    The following was published in the Biddeford-Saco?Journal Tribune Sunday edition, 8/30/2015. (Continued from Remembering Katrina, Part I.)

    Ten years ago this week, Category 3 Hurricane Katrina left nearly 2,000 people dead, hundreds of communities uprooted, and more than $100 billion in damage along the Gulf Coast. Adding in Superstorm Sandys devastation in October 2012, just two events swallowed the equivalent of: five months of Medicare spending, or two years of the federal education budget, or four years worth of the Federal Highway Trust Fund, our national gasoline tax-funded infrastructure bank that is now running on empty. So much money, washed out to sea.

  • Remembering Katrina, Part I

    | August 23, 2015

    the Lower Ninth Ward

    The following was published in the Biddeford-Saco?Journal Tribune Sunday edition, 8/23/2015.
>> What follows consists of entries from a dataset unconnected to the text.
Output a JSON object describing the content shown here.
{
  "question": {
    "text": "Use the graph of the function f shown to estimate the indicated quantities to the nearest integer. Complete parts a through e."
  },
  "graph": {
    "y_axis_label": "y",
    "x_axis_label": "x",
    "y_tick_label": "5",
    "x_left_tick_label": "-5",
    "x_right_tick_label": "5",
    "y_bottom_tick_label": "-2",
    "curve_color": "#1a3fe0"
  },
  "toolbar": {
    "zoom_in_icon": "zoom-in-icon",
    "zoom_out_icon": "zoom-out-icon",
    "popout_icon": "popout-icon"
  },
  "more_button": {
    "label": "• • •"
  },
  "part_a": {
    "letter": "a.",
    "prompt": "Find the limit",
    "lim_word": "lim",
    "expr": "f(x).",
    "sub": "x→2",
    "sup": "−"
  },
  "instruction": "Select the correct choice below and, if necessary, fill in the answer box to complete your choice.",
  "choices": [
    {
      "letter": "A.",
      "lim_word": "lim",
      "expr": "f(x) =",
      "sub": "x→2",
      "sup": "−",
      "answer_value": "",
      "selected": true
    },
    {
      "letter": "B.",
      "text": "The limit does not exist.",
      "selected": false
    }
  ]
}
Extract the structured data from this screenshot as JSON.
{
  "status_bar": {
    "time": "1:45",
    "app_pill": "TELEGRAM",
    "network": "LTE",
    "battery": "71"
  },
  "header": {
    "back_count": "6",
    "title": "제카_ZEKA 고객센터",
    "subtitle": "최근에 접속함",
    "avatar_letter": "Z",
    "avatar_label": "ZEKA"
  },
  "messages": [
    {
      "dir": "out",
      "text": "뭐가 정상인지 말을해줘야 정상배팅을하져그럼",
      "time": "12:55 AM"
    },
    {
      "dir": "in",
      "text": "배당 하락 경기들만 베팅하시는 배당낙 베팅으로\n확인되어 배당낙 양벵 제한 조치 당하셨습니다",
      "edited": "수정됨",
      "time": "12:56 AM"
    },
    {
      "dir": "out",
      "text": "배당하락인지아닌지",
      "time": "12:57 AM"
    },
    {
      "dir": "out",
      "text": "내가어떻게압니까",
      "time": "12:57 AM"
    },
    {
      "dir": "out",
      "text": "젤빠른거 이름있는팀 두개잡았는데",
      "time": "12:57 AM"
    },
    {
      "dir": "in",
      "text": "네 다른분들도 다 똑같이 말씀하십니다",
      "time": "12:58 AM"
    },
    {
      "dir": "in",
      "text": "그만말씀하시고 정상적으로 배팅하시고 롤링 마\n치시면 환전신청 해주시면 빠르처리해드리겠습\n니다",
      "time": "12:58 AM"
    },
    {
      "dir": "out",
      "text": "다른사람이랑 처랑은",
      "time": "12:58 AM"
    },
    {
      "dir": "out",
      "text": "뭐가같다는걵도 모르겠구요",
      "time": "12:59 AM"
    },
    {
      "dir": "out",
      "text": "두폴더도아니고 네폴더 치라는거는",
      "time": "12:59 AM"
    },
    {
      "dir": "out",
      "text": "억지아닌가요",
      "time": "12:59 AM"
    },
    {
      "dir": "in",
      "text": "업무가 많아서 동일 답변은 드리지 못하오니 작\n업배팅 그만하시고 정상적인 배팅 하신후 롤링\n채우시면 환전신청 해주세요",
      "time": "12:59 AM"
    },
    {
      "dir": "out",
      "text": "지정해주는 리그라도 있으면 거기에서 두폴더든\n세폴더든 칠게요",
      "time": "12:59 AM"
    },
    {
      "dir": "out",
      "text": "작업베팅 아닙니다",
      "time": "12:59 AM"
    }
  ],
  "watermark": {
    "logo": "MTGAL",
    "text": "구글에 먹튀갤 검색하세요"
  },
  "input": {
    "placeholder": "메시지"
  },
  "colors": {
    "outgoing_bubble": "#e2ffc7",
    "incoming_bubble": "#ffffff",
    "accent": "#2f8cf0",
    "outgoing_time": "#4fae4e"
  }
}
    Perhaps a butterfly flapped its wings in Hong Kong, or perhaps the gods who play dice with the sky rolled double sixes. Whatever the cause, the atmospheric disturbance that formed over the southeastern Bahamas on August 23, 2005, would go on to have massive effects.

  • Better Safe Than Sorry

    Wells Reserve Contributor | July 13, 2015

    The Wells Reserve recently hosted coastal communities from Kittery to Scarborough for a workshop titled Tracking Progress - Better Safe than Sorry. The workshop was a combination of presentations and group discussions for participants to discuss how their communities are working to improve their resilience to coastal hazards and extreme weather events in light of climate change. The workshop gave participants the opportunity to identify shared goals and track progress towards these goals.

  • Maines Warmer but Sunnier Future

    | March 29, 2015 | Filed under: Opinion

    For the past thirty years (and counting), each month has been warmer than its average. We may remember, year to year, locally colder Januarys or cooler Julys, but around the world, our collective thermometers have not seen a dip for 360 straight months. 

  • Snowball Warming

    | February 20, 2015

    going, going, going...

    The following was published in the Biddeford-Saco?Journal Tribune Sunday edition, 2/22/2015.

    I learned a new word this year. Subnivean, from the Latin for under (sub) and snow (nives). Its the zone within and underneath the snowpack. Its where weve all been living lately.